**PROBLEM TO WORK ON:**
The records that follow are to be copied word for word. Pictures should be omitted.
++++ EXERCISE MATERIAL ++++
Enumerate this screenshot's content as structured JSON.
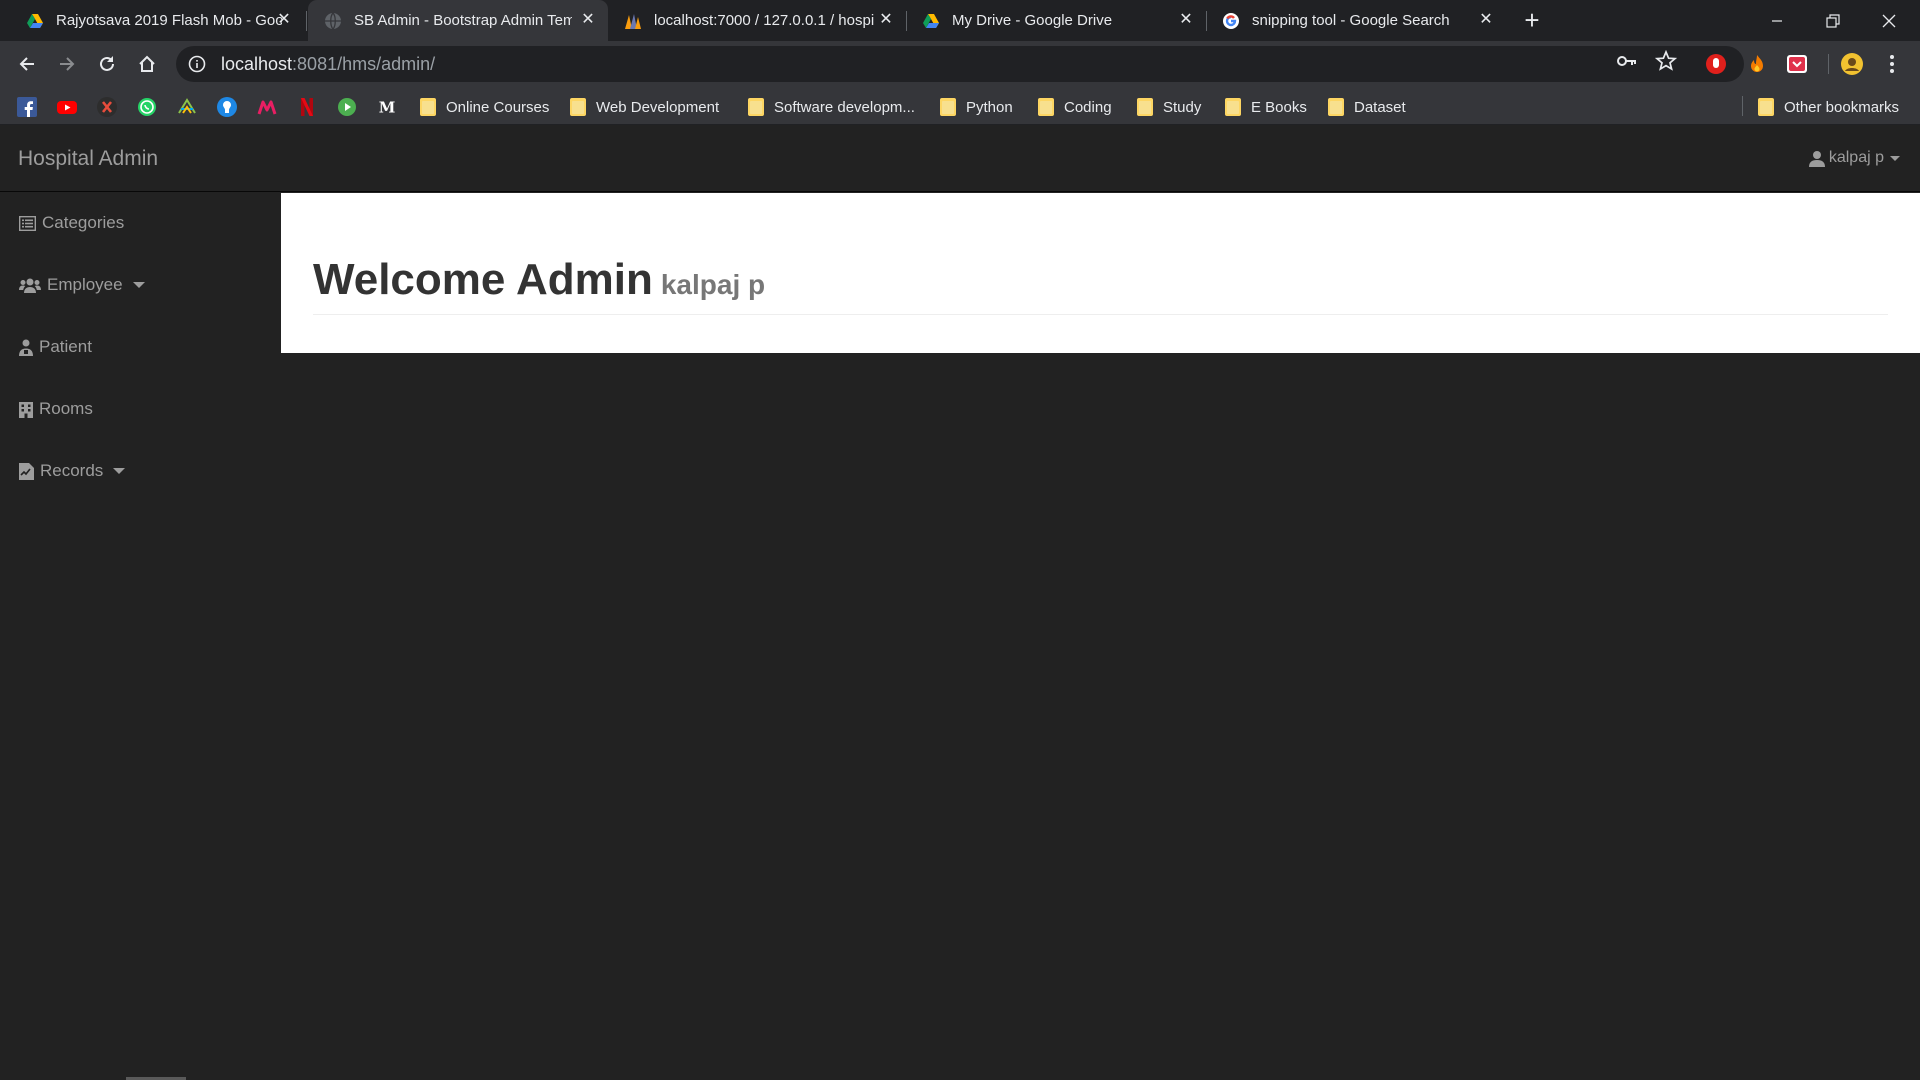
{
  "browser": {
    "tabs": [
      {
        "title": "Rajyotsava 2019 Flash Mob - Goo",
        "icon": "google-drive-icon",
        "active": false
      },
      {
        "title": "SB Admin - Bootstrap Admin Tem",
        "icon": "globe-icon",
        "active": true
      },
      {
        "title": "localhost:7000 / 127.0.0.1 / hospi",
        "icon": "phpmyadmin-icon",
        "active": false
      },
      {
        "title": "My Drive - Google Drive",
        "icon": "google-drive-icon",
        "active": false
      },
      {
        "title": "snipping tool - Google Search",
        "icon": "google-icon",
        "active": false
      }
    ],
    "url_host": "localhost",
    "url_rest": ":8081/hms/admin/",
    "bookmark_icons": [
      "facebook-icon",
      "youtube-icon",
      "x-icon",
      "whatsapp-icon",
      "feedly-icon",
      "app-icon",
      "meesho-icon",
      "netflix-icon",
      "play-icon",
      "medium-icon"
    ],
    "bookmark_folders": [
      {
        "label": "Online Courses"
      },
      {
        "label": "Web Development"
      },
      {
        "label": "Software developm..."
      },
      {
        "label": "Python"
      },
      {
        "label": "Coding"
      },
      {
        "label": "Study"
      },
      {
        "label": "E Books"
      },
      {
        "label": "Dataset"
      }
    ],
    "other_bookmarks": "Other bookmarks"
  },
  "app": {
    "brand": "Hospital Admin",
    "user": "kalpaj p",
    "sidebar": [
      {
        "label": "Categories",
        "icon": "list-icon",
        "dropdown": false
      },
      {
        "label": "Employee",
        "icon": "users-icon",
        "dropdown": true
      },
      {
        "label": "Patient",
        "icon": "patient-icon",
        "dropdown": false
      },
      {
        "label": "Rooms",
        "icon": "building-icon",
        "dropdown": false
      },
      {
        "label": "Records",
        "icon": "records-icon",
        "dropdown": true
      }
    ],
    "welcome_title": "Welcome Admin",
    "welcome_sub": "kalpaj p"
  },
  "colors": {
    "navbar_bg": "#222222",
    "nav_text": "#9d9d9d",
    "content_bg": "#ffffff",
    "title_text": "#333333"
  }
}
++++
**RESPONSE TO THE EXERCISE:**
Enumerate this screenshot's content as structured JSON.
{
  "browser": {
    "tabs": [
      {
        "title": "Rajyotsava 2019 Flash Mob - Goo",
        "icon": "google-drive-icon",
        "active": false
      },
      {
        "title": "SB Admin - Bootstrap Admin Tem",
        "icon": "globe-icon",
        "active": true
      },
      {
        "title": "localhost:7000 / 127.0.0.1 / hospi",
        "icon": "phpmyadmin-icon",
        "active": false
      },
      {
        "title": "My Drive - Google Drive",
        "icon": "google-drive-icon",
        "active": false
      },
      {
        "title": "snipping tool - Google Search",
        "icon": "google-icon",
        "active": false
      }
    ],
    "url_host": "localhost",
    "url_rest": ":8081/hms/admin/",
    "bookmark_icons": [
      "facebook-icon",
      "youtube-icon",
      "x-icon",
      "whatsapp-icon",
      "feedly-icon",
      "app-icon",
      "meesho-icon",
      "netflix-icon",
      "play-icon",
      "medium-icon"
    ],
    "bookmark_folders": [
      {
        "label": "Online Courses"
      },
      {
        "label": "Web Development"
      },
      {
        "label": "Software developm..."
      },
      {
        "label": "Python"
      },
      {
        "label": "Coding"
      },
      {
        "label": "Study"
      },
      {
        "label": "E Books"
      },
      {
        "label": "Dataset"
      }
    ],
    "other_bookmarks": "Other bookmarks"
  },
  "app": {
    "brand": "Hospital Admin",
    "user": "kalpaj p",
    "sidebar": [
      {
        "label": "Categories",
        "icon": "list-icon",
        "dropdown": false
      },
      {
        "label": "Employee",
        "icon": "users-icon",
        "dropdown": true
      },
      {
        "label": "Patient",
        "icon": "patient-icon",
        "dropdown": false
      },
      {
        "label": "Rooms",
        "icon": "building-icon",
        "dropdown": false
      },
      {
        "label": "Records",
        "icon": "records-icon",
        "dropdown": true
      }
    ],
    "welcome_title": "Welcome Admin",
    "welcome_sub": "kalpaj p"
  },
  "colors": {
    "navbar_bg": "#222222",
    "nav_text": "#9d9d9d",
    "content_bg": "#ffffff",
    "title_text": "#333333"
  }
}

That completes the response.